:: What you need to do ::
Each record should be given again exactly, and any picture in it left out.

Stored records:
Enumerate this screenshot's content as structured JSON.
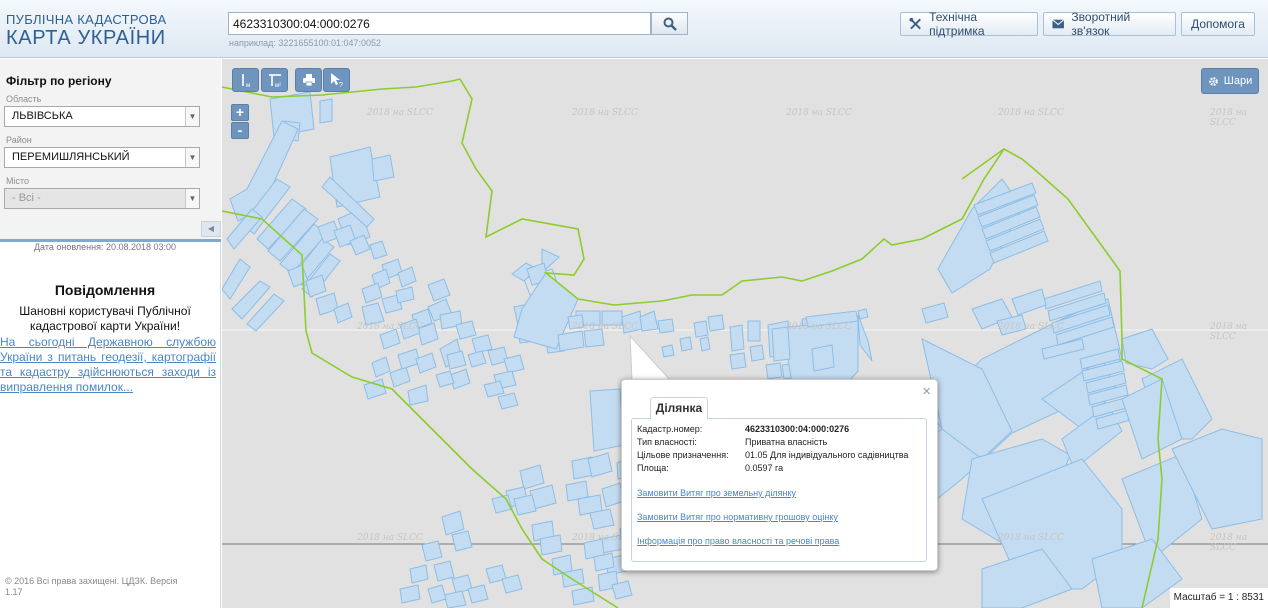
{
  "header": {
    "logo_line1": "ПУБЛІЧНА КАДАСТРОВА",
    "logo_line2": "КАРТА УКРАЇНИ",
    "search_value": "4623310300:04:000:0276",
    "search_hint": "наприклад: 3221655100:01:047:0052",
    "support_label": "Технічна підтримка",
    "feedback_label": "Зворотний зв'язок",
    "help_label": "Допомога"
  },
  "sidebar": {
    "filter_title": "Фільтр по регіону",
    "oblast_label": "Область",
    "oblast_value": "ЛЬВІВСЬКА",
    "raion_label": "Район",
    "raion_value": "ПЕРЕМИШЛЯНСЬКИЙ",
    "city_label": "Місто",
    "city_value": "- Всі -",
    "update_date": "Дата оновлення: 20.08.2018 03:00",
    "messages_title": "Повідомлення",
    "messages_text": "Шановні користувачі Публічної кадастрової карти України!",
    "messages_link": "На сьогодні Державною службою України з питань геодезії, картографії та кадастру здійснюються заходи із виправлення помилок...",
    "copyright": "© 2016 Всі права захищені. ЦДЗК. Версія 1.17"
  },
  "map": {
    "layers_label": "Шари",
    "zoom_in": "+",
    "zoom_out": "-",
    "watermark": "2018 на SLCC",
    "scale": "Масштаб = 1 : 8531",
    "colors": {
      "parcel_fill": "#c4dcf1",
      "parcel_stroke": "#8cbde6",
      "boundary": "#8ccc2c",
      "toolbar": "#6f95bf"
    }
  },
  "popup": {
    "tab_label": "Ділянка",
    "rows": [
      {
        "key": "Кадастр.номер:",
        "value": "4623310300:04:000:0276"
      },
      {
        "key": "Тип власності:",
        "value": "Приватна власність"
      },
      {
        "key": "Цільове призначення:",
        "value": "01.05 Для індивідуального садівництва"
      },
      {
        "key": "Площа:",
        "value": "0.0597 га"
      }
    ],
    "links": [
      "Замовити Витяг про земельну ділянку",
      "Замовити Витяг про нормативну грошову оцінку",
      "Інформація про право власності та речові права"
    ]
  }
}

:: Answer section ::
Enumerate this screenshot's content as structured JSON.
{
  "header": {
    "logo_line1": "ПУБЛІЧНА КАДАСТРОВА",
    "logo_line2": "КАРТА УКРАЇНИ",
    "search_value": "4623310300:04:000:0276",
    "search_hint": "наприклад: 3221655100:01:047:0052",
    "support_label": "Технічна підтримка",
    "feedback_label": "Зворотний зв'язок",
    "help_label": "Допомога"
  },
  "sidebar": {
    "filter_title": "Фільтр по регіону",
    "oblast_label": "Область",
    "oblast_value": "ЛЬВІВСЬКА",
    "raion_label": "Район",
    "raion_value": "ПЕРЕМИШЛЯНСЬКИЙ",
    "city_label": "Місто",
    "city_value": "- Всі -",
    "update_date": "Дата оновлення: 20.08.2018 03:00",
    "messages_title": "Повідомлення",
    "messages_text": "Шановні користувачі Публічної кадастрової карти України!",
    "messages_link": "На сьогодні Державною службою України з питань геодезії, картографії та кадастру здійснюються заходи із виправлення помилок...",
    "copyright": "© 2016 Всі права захищені. ЦДЗК. Версія 1.17"
  },
  "map": {
    "layers_label": "Шари",
    "zoom_in": "+",
    "zoom_out": "-",
    "watermark": "2018 на SLCC",
    "scale": "Масштаб = 1 : 8531",
    "colors": {
      "parcel_fill": "#c4dcf1",
      "parcel_stroke": "#8cbde6",
      "boundary": "#8ccc2c",
      "toolbar": "#6f95bf"
    }
  },
  "popup": {
    "tab_label": "Ділянка",
    "rows": [
      {
        "key": "Кадастр.номер:",
        "value": "4623310300:04:000:0276"
      },
      {
        "key": "Тип власності:",
        "value": "Приватна власність"
      },
      {
        "key": "Цільове призначення:",
        "value": "01.05 Для індивідуального садівництва"
      },
      {
        "key": "Площа:",
        "value": "0.0597 га"
      }
    ],
    "links": [
      "Замовити Витяг про земельну ділянку",
      "Замовити Витяг про нормативну грошову оцінку",
      "Інформація про право власності та речові права"
    ]
  }
}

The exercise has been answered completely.